It is time to end chickenpox parties in the UK. That is the uncompromising view of a group of scientists who believe an immunisation programme should be launched to bring an end to social events where young children are deliberately cross-infected with the chickenpox virus.
Chickenpox used to be practically a childhood rite. You'd sleep on the couch, lie about not scratching your spots, get an oatmeal bath—it was a whole thing. But since the late '90s, it's been an experience that fewer and fewer American children go through. The invention of the chickenpox vaccine in the 1970s and its introduction as a routine immunization in 1995 has pushed cases down by more than 80 percent. And now, research suggests it's having a second beneficial effect: Fewer people are getting shingles.
The two diseases are caused by the same virus but strike different groups of people.
Routine vaccinations against the chicken pox have reduced the incidence of the itchy potentially serious virus by as much as 90 percent in the U.S. But the original one-shot protocol may not be as effective as the newer, two-dose regimen, new research suggests.
So why doesn’t the UK use the chickenpox vaccine for children if it is safe and effective at preventing severe disease? All vaccines in the UK are assessed for their cost-effectiveness to ensure that the health budget spent on services which provide the greatest health benefit for the population as a whole.
In the last review of the chickenpox vaccine by the committee which advises the government on vaccines (the Joint Committee on Vaccination and Immunisation, JCVI), the future modelling of the impact of vaccination indicated that there could be an increase in the rate of shingles in adults over time, which would make the vaccine programme not cost-effective.
A long-term study of the chickenpox vaccine has found it highly effective after one dose and even more effective after two.
A safe, effective prevention for this nasty virus is withheld for surprising reasons.
This is because, if chickenpox in children disappears as a result of a vaccine programme, adults would no longer have their immunity.
Put simply, the conclusion of the previous review was it would not be cost-effective for the NHS to immunise children against chickenpox.
Children vaccinated against chickenpox had a 78 percent lower rate of shingles than their unvaccinated peers.
Have you ever been invited to a chicken pox party? If so, please turn down the invitation and get the vaccine instead.
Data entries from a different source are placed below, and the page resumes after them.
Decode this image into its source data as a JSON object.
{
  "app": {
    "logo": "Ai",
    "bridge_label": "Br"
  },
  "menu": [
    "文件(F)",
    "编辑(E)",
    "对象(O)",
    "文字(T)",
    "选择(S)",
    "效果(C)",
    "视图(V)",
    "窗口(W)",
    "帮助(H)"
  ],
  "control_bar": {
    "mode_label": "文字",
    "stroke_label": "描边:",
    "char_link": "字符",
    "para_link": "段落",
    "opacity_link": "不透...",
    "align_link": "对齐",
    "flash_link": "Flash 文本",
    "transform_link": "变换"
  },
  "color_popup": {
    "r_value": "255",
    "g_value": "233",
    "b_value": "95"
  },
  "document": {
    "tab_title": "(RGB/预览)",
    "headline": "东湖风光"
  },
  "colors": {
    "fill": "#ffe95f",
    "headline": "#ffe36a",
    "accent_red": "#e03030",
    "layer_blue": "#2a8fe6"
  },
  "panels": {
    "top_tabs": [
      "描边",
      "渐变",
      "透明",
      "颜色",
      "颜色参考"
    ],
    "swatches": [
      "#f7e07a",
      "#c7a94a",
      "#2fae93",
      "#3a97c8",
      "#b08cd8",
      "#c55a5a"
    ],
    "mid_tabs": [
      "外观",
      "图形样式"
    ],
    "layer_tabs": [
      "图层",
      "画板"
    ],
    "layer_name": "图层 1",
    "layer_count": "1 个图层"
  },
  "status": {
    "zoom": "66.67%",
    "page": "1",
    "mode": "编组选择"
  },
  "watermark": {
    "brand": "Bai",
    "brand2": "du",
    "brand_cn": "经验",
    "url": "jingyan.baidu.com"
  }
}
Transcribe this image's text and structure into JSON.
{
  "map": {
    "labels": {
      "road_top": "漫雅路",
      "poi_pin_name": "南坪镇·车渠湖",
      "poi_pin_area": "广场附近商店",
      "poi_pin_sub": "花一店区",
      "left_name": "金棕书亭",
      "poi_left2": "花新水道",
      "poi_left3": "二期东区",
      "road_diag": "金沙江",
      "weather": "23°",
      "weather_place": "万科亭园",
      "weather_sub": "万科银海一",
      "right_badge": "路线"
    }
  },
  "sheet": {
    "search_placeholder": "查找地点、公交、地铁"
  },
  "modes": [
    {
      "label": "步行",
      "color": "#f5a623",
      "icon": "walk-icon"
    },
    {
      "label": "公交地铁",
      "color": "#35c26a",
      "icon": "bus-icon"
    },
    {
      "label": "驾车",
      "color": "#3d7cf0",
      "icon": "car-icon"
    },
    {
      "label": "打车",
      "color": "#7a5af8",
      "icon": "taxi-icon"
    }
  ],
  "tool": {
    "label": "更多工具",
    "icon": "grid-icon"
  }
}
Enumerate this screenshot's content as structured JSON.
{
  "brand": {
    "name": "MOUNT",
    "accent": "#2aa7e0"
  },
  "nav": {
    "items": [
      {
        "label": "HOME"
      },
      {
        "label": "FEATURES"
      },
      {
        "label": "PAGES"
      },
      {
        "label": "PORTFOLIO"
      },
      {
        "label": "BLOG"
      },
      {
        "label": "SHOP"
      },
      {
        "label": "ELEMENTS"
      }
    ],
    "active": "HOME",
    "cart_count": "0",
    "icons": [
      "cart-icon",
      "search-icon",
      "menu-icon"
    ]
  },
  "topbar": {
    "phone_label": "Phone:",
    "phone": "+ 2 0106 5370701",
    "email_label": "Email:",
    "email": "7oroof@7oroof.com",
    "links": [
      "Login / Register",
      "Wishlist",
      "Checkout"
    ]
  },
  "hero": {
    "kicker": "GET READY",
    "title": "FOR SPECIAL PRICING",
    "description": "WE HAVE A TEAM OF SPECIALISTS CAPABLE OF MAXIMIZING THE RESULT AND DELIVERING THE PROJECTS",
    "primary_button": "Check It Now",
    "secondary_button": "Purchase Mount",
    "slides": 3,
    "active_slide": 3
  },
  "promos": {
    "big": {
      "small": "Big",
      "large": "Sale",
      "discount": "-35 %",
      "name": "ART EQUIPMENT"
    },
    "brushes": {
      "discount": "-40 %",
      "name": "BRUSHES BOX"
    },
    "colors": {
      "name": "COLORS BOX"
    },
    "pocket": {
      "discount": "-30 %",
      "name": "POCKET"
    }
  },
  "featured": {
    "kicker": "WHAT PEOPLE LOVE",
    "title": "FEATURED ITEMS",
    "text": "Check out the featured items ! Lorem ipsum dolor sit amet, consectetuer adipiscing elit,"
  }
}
Two doses of the vaccine are about 90% effective at preventing chickenpox. When you get vaccinated, you protect yourself and others in your community. This is especially important for people who cannot get vaccinated, such as those with weakened immune systems or pregnant women.